Common Shrub Species: The understory in composed of tree seedlings and a wide variety of shrubs, including: American beautyberry (Callicarpa americana), deciduous holly (I. decidua), hawthorns (Crataegus spp.), huckleberries (Vaccinium spp.), and sweetleaf (Symplocos tinctoria).
Common Herbaceous Species:
Common Mammal Species: Faunal species other than birds have not been systematically studied or inventoried in the R.R. Reynolds RNA. However, some of the vertebrates most likely to be found include:
Common Bird Species: The closed-canopy, vertical structure, mixed-species composition, and forest gaps of the RNA support a variety of avifauna. A recent survey of the RNA revealed 40 species of birds (Table 3). Breeding residents of the RNA include 15 species of neotropical migrants and 17 species that are year-round residents. Acadian flycatcher, Great-crested flycatcher, and Red-eyed vireo are the most common neotropical migratory species, whereas Carolina wren, Pine warbler, and Northern cardinal are some of the more common year-round residents. The RNA also supports some transient species including Veery, Tennessee warbler, and Black-throated green warbler that use the RNA as a stopover point during their flight north. The large overstory trees support a pair of Red-shouldered hawks. The RNA also has some very large snags that attract Pileated and other woodpeckers and a pair of Wood ducks.
Related Reports and Publications:
Additional reports and publications can also be found by clicking on the “RNA Publications and Products” link in the site menu or by clicking here.
Bragg, Don C.; Shelton, Michael G. 2011. Lessons from 72 years of monitoring a once–cut pine–hardwood stand on the Crossett Experimental Forest, Arkansas, U.S.A. Forest Ecology and Management. 261:911-922. (R.R.Reynolds RNA)
Bragg, Don C.; Shelton, Michael G.; Guldin, James M. 2008. Restoring old–growth southern pine ecosystems: strategic lessons from long–term silvicultural research. In: Deal, R.L. (Ed.), Integrated restoration of forested ecosystems to achieve multiresource benefits: Proceedings of the 2007 National Silviculture Workshop. PNW–GTR–733. United States Department of Agriculture Forest Service, Pacific Northwest Research Station, Portland, OR. (includes data on R.R.Reynolds RNA)
Shelton, Michael G.; Cain, Michael D. 1999. Structure and short–term dynamics of the tree component of a mature pine–oak forest in southeastern Arkansas. Journal of the Torrey Botanical Society. 126(1): 32–48. (R.R. Reynolds Research Natural Area)
Cain, Michael D.; Shelton, Michael G. 1996. The R.R. Reynolds Research Natural Area in Southeastern Arkansas: A 56–year case study in pine–hardwood overstory sustainability.
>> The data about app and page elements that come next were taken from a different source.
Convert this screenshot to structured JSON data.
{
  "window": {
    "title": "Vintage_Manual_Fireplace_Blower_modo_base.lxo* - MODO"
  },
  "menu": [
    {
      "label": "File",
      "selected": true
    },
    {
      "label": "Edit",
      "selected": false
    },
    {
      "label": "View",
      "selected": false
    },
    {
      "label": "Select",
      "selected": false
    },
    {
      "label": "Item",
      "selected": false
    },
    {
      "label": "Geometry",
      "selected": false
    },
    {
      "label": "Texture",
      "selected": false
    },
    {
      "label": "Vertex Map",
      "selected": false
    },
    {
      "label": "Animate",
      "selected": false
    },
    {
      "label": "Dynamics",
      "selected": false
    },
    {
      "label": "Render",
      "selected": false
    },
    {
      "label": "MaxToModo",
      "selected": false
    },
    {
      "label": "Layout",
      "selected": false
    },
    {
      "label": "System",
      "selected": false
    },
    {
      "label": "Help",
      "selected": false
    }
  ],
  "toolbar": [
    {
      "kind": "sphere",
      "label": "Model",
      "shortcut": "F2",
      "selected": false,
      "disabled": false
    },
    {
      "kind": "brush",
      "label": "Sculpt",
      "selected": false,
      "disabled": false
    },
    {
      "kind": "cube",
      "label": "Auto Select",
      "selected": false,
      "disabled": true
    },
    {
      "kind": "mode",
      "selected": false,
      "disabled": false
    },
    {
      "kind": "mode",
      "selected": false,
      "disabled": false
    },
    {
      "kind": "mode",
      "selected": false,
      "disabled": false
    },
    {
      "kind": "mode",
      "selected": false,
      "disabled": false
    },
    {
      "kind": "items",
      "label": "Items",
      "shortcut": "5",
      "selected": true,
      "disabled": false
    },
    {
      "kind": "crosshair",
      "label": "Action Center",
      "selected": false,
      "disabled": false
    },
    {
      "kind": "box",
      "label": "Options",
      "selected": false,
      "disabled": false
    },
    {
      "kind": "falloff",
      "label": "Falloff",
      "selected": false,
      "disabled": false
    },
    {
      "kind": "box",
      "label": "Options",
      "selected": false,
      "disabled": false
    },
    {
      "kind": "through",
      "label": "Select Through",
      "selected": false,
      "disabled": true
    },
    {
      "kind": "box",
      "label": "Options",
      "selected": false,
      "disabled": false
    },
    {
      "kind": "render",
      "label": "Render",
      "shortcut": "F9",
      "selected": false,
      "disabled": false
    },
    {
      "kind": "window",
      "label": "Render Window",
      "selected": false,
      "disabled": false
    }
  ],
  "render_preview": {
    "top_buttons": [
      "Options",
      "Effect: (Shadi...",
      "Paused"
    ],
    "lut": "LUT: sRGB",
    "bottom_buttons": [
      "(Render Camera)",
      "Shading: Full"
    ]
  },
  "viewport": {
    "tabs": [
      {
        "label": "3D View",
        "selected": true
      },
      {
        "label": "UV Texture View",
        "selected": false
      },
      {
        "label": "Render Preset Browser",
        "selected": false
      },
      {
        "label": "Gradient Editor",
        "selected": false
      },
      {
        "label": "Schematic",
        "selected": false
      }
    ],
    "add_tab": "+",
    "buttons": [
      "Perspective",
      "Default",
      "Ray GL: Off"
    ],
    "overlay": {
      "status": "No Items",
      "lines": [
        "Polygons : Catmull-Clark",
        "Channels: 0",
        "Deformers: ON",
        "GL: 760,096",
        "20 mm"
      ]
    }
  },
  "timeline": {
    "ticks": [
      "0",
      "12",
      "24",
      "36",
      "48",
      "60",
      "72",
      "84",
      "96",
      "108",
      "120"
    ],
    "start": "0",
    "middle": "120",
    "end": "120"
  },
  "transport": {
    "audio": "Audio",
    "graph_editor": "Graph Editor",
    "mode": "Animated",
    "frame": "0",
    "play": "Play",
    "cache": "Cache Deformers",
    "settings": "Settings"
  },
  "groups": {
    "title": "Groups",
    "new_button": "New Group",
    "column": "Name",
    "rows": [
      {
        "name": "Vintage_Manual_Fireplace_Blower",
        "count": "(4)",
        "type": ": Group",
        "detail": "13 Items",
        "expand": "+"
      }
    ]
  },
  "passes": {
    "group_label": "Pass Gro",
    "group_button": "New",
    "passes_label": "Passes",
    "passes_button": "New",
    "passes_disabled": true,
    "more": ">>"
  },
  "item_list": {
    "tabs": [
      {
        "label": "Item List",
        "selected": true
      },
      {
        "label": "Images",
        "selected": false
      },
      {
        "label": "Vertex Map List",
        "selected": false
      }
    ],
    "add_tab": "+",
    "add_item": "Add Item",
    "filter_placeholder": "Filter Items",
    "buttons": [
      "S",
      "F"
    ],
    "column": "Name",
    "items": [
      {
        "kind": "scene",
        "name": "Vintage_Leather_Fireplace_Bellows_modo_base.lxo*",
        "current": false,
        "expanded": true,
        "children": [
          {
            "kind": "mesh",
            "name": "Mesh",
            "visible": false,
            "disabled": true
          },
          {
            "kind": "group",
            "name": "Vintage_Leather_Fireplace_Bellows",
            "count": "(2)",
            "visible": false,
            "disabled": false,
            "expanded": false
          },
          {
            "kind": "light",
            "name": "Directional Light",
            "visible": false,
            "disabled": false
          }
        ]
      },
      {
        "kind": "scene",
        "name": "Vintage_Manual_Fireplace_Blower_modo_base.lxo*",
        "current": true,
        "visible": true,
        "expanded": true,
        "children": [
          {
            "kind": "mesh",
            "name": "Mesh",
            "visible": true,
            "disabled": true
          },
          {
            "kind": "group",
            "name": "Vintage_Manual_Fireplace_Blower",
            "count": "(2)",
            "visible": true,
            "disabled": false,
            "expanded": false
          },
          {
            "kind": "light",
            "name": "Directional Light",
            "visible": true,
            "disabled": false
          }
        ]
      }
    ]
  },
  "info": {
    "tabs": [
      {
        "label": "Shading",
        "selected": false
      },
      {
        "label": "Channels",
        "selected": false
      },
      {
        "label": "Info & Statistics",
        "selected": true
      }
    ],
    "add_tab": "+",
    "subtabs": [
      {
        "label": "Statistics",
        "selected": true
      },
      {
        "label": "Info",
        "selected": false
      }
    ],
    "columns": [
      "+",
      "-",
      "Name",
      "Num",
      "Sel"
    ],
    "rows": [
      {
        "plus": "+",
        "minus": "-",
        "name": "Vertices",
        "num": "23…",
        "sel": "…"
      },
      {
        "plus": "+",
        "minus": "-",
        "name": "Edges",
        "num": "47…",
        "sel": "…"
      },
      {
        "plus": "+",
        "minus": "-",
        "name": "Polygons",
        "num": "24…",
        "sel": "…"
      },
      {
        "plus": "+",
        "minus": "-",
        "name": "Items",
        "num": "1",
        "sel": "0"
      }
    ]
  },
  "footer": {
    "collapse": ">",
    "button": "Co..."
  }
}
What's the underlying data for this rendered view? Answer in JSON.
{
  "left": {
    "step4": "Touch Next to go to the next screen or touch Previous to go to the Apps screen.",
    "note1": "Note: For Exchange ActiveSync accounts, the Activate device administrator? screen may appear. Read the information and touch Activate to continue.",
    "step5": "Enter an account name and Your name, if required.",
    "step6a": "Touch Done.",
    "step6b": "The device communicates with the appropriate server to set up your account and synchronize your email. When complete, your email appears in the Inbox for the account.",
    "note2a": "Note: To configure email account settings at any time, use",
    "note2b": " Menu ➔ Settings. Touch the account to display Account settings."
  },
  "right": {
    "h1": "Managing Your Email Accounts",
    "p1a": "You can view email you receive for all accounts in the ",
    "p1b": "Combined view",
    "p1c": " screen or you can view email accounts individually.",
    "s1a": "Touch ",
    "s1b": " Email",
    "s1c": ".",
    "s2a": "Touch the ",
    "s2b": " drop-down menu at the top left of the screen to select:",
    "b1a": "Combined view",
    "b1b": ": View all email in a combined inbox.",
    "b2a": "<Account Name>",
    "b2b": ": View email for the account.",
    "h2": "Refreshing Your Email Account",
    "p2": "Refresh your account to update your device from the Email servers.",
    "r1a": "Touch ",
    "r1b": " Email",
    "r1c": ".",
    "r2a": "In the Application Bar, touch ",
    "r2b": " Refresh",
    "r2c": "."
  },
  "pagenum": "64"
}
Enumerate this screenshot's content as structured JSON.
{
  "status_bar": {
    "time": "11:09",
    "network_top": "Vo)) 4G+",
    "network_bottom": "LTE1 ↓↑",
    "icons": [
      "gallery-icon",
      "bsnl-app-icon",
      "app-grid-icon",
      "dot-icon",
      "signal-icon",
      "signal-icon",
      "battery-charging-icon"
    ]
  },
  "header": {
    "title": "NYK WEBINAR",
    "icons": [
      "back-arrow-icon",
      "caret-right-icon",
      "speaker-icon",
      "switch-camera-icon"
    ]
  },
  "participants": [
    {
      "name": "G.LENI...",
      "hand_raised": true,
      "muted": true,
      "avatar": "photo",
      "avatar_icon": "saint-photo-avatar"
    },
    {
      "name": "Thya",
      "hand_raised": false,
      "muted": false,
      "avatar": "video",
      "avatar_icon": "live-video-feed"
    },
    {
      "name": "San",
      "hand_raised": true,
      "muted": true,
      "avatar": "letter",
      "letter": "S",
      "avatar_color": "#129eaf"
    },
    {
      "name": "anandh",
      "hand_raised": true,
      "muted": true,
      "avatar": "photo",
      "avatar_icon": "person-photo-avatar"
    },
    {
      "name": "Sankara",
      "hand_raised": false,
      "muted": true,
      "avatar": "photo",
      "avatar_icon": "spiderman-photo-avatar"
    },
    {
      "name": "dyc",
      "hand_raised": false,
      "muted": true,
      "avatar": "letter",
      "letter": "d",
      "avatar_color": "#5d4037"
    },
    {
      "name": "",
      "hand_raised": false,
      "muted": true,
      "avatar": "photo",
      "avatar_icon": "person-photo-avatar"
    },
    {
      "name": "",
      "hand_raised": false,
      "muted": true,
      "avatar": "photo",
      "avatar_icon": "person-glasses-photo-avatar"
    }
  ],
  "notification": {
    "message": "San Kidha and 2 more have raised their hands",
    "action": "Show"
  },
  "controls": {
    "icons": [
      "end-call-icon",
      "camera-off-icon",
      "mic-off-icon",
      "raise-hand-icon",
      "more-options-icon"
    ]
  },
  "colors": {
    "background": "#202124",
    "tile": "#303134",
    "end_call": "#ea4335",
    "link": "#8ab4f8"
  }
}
Journal of Sustainable Forestry, Vol. 3(4) 1996.
Zhang, M. 2000. Quantification of snags and downed wood in the R.R. Reynolds Research Natural Area and Good Forty Demonstration Area in southeastern Arkansas. M.S. thesis. Univ. Ark., Monticello, AR.
Bragg Don C. 2002. Reference conditions for old-growth pine forests in the upper west Gulf Coastal Plain. Journal of the Torrey Botanical Society 129: 261-288. (R.R. Reynolds Research Natural Area)
Bragg, Don C. 2004. Composition, structure, and dynamics of a pine-hardwood old-growth remnant in Southern Arkansas. Journal of the Torrey Botanical Society 131: 320–336. (includes data on R.R.Reynolds RNA)
Bragg, Don C. and Heitzman, Eric. 2009. Composition, structure, and dynamics of a mature, unmanaged, pine–dominated old–field stand in southeastern Arkansas. Southeastern Naturalist, 8(3):445–470. (includes data on R.R.Reynolds RNA)
Bragg, Don C. 2004. Composition and structure of a 1930s–era pine–hardwood stand in Arkansas. Southeastern Naturalist, 3(2):327–344. (includes data on R.R.Reynolds RNA)
Bragg, Don C. 2013. Composition, biomass, and overstory spatial patterns in a mature pine–hardwood stand in southeastern Arkansas. Castanea: 78: 37–55. (includes data on R.R.Reynolds RNA)
Last Modified: 1/14/2016 by Mary Mallinson Long (firstname.lastname@example.org)